Usyk won the titles from Joshua in September, but Joshua had a rematch clause. The WBC had ordered Fury to fight Whyte, so Fury and his team would have needed to buy Joshua out of that position.

But Joshua didn’t accept a reported £15 million offer, and there are few in boxing with the financial resources to pay more than that to someone to not fight.

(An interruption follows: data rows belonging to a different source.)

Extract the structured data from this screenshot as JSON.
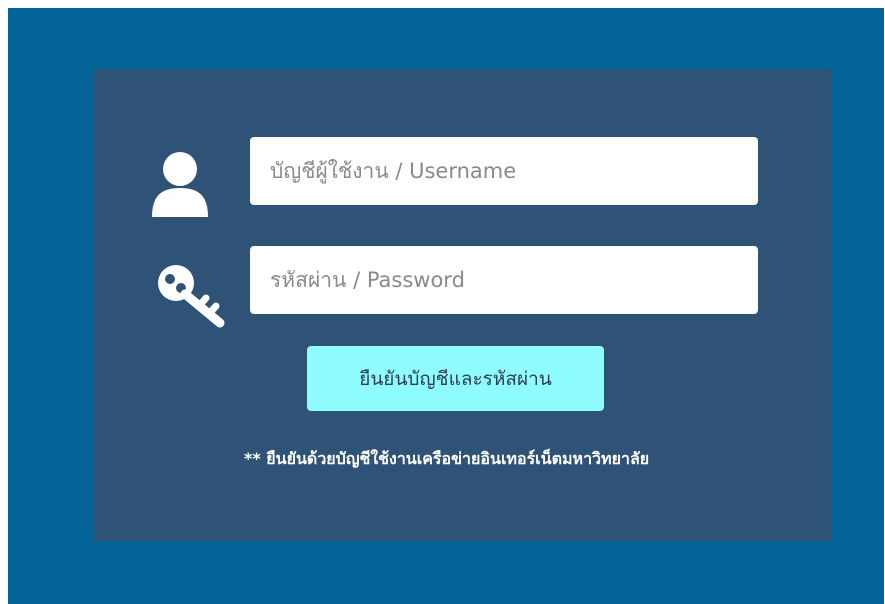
{
  "login": {
    "username_placeholder": "บัญชีผู้ใช้งาน / Username",
    "password_placeholder": "รหัสผ่าน / Password",
    "submit_label": "ยืนยันบัญชีและรหัสผ่าน",
    "note": "** ยืนยันด้วยบัญชีใช้งานเครือข่ายอินเทอร์เน็ตมหาวิทยาลัย"
  },
  "icons": {
    "user": "user-icon",
    "key": "key-icon"
  },
  "colors": {
    "frame_background": "#04649a",
    "panel_background": "#2f5377",
    "button_background": "#8ffcff",
    "button_text": "#2b3e57",
    "field_background": "#ffffff",
    "icon_color": "#ffffff"
  }
}
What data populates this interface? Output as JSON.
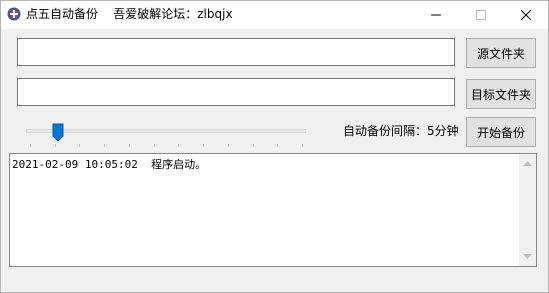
{
  "titlebar": {
    "title": "点五自动备份    吾爱破解论坛：zlbqjx"
  },
  "buttons": {
    "source_folder": "源文件夹",
    "target_folder": "目标文件夹",
    "start_backup": "开始备份"
  },
  "fields": {
    "source_path": "",
    "target_path": ""
  },
  "interval": {
    "label": "自动备份间隔：5分钟",
    "slider_level": 0.08
  },
  "log": {
    "lines": [
      "2021-02-09 10:05:02  程序启动。"
    ]
  },
  "colors": {
    "thumb": "#0078d7",
    "button_bg": "#e1e1e1"
  }
}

That made it most likely the purse bid will go forward on Friday, and it did at the WBC’s office in Mexico City.

DuBoef said Top Rank and Queensbury are interested in the biggest fights for Fury and that if he defeats Whyte, they’d be interested in a bout against the Usyk-Joshua winner or UFC heavyweight champion Francis Ngannou, if that becomes a possibility.

Ngannou and Fury have gone back and forth online.

“It’s frustrating when there are things the public wants to see that we can’t deliver, so we’re in a position now that we can make the biggest fight for Tyson if he wins this, whether that’s A.J., Usyk, whether Ngannou becomes a possibility, [Deontay] Wilder, whoever,” duBoef said. “We just will look to put the biggest fight on that we can [if Fury wins].”

Warren said if Usyk beats Joshua again in the rematch, he would be the easiest to make a fight with, but said if Joshua wins, they’ll get into talks quickly.

A Fury-Joshua fight was signed last year, but an arbitrator’s decision forced Fury to give Wilder a third fight instead. Fury knocked Wilder out in the 11th round of that fight on Oct. 9 in Las Vegas to retain the WBC belt.

Warren, a member of the International Boxing Hall of Fame, said a Fury-Joshua fight would be one of the biggest ever held.

“But I believe a Fury-Usyk fight would be massive, too,” Warren said.